And this is the very thing that I want to make sure my daughter grows up with. I had my grandfather to set that example for me. (This post is about to go in an unintended direction, but what the hell, I’ll go with it)…

My grandfather was, perhaps, one of the most remarkable people who I have ever met.  He was more than a grandfather, more than a father… the role he played in my life had no precedent, and thus, no title.  He was my moral compass, my teacher, my guide, my sanctuary… the only person on the planet who knew me better than I knew myself.  He loved me unconditionally, every single day of my life.  He never let me feel anything but loved, no matter what mistakes I made (and boy did I make many!).   I am who I am today in a very large part because of him.

His love for my grandmother was all-consuming.  He loved her more than life itself.  He never spoke down to her, always told her and showed her how much he loved her.  He told her how beautiful he was until the day he died.  His willingness to sacrifice for her, and for everyone he loved, made each relationship he touched near perfect.  Granted, he set the bar so high that I’m afraid I’ll never find that perfection with someone else,  but it does give me hope.

His faith was boundless, yet he never proselytized.  He never belittled any beliefs that diverged from his own, yet never wavered from his faith.  Again, in this aspect, he led by example.  His actions spoke louder than any words ever could have, even if shouted from the highest mountain tops. He was always kind, always tolerant, never judgmental, loving without exception and abundant in his generosity.

He elevated and inspired everyone.  He sacrificed, yet always expressed joy in everything he did.  He loved completely, and lived life with a happiness that never diminished.  He epitomized that life lived with a sense of magic, awe, and wonder.

He passed away last year, and next week would have been his 83rd birthday. Needless to say, I miss him daily.
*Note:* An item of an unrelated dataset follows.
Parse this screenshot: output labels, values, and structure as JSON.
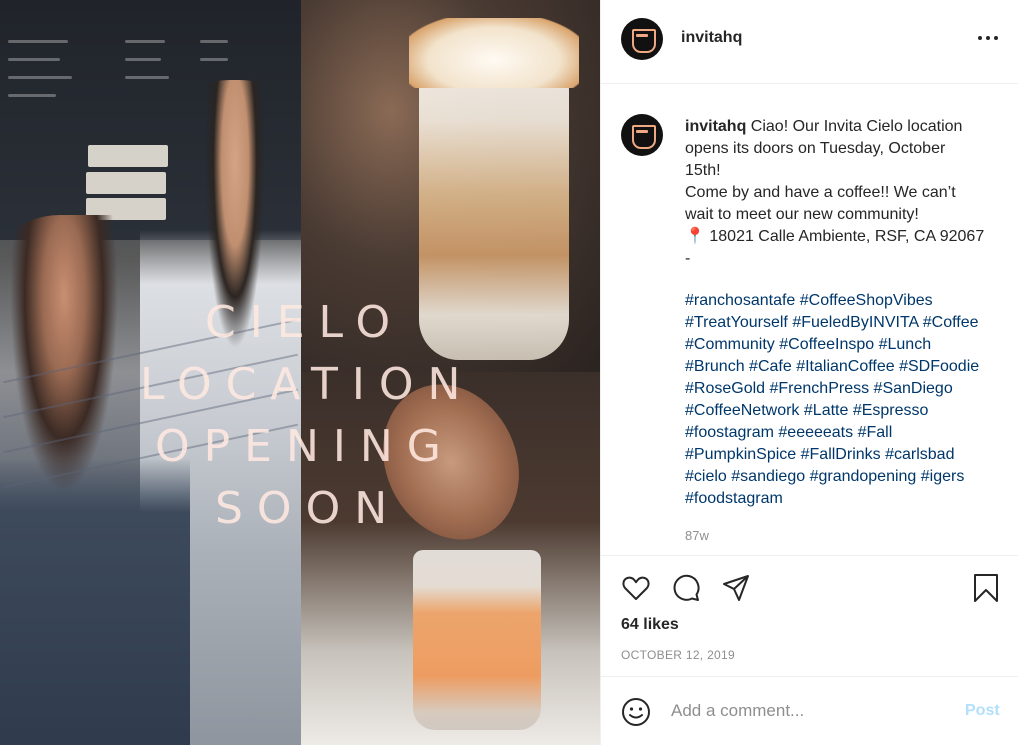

But even in his absence he continues to be all of those things to me, and now, I’m trying with all that I am to be the same for my daughter, in whatever way that I am capable of.

As I think of him, of myself, and of my daughter, I am pushed to reflect on the past year; on what I’ve done, said, thought, experienced, and felt. I suppose that as the year draws to a close, it’s as good a time as any to stop and think about the many lessons we’ve learned, and how we can continue forward into the next year with strength and happiness.

As I wrote last Friday, I am in the process of trying to heal from an incredibly painful split from someone who I still love immensely. When things like this happen, it’s all too easy to shut off and shut down, or to really try to forget and close the chapter. I suppose its self-preservation. Despite that, I’ve decided not to give in to it.  Living with an openness to all the beauty that the world can offer means having an open heart, and it was exactly that, despite the initial challenges we faced in our relationship, that made it possible to love him as deeply and honestly as I did. Lessening the pain is never a good enough reason to shut myself off to the potential of having that again. It is, if nothing else, what my grandfather would have done.

In the mean time, I am happy knowing that I am starting the year without anger or bitterness, and with the same openness that I stepped into 2011 with. I will continue to live with the sense of magic and awe that I have been writing about this past week, and I will absolutely continue to make sure that my daughter grows up with the same sense of infinite possibility.

I wish all of you out there a very happy and truly wonderful start to an as of yet unwritten part of our lives. 2012 will be as good as we make it. Let’s all resolve to continue to keep reading books that make us think, listing to music that touches our souls, and looking upon the world with eyes that can see the ordinary as extraordinary.

Happy 2012!

And did anyone else notice that last night’s moon looked like a smile?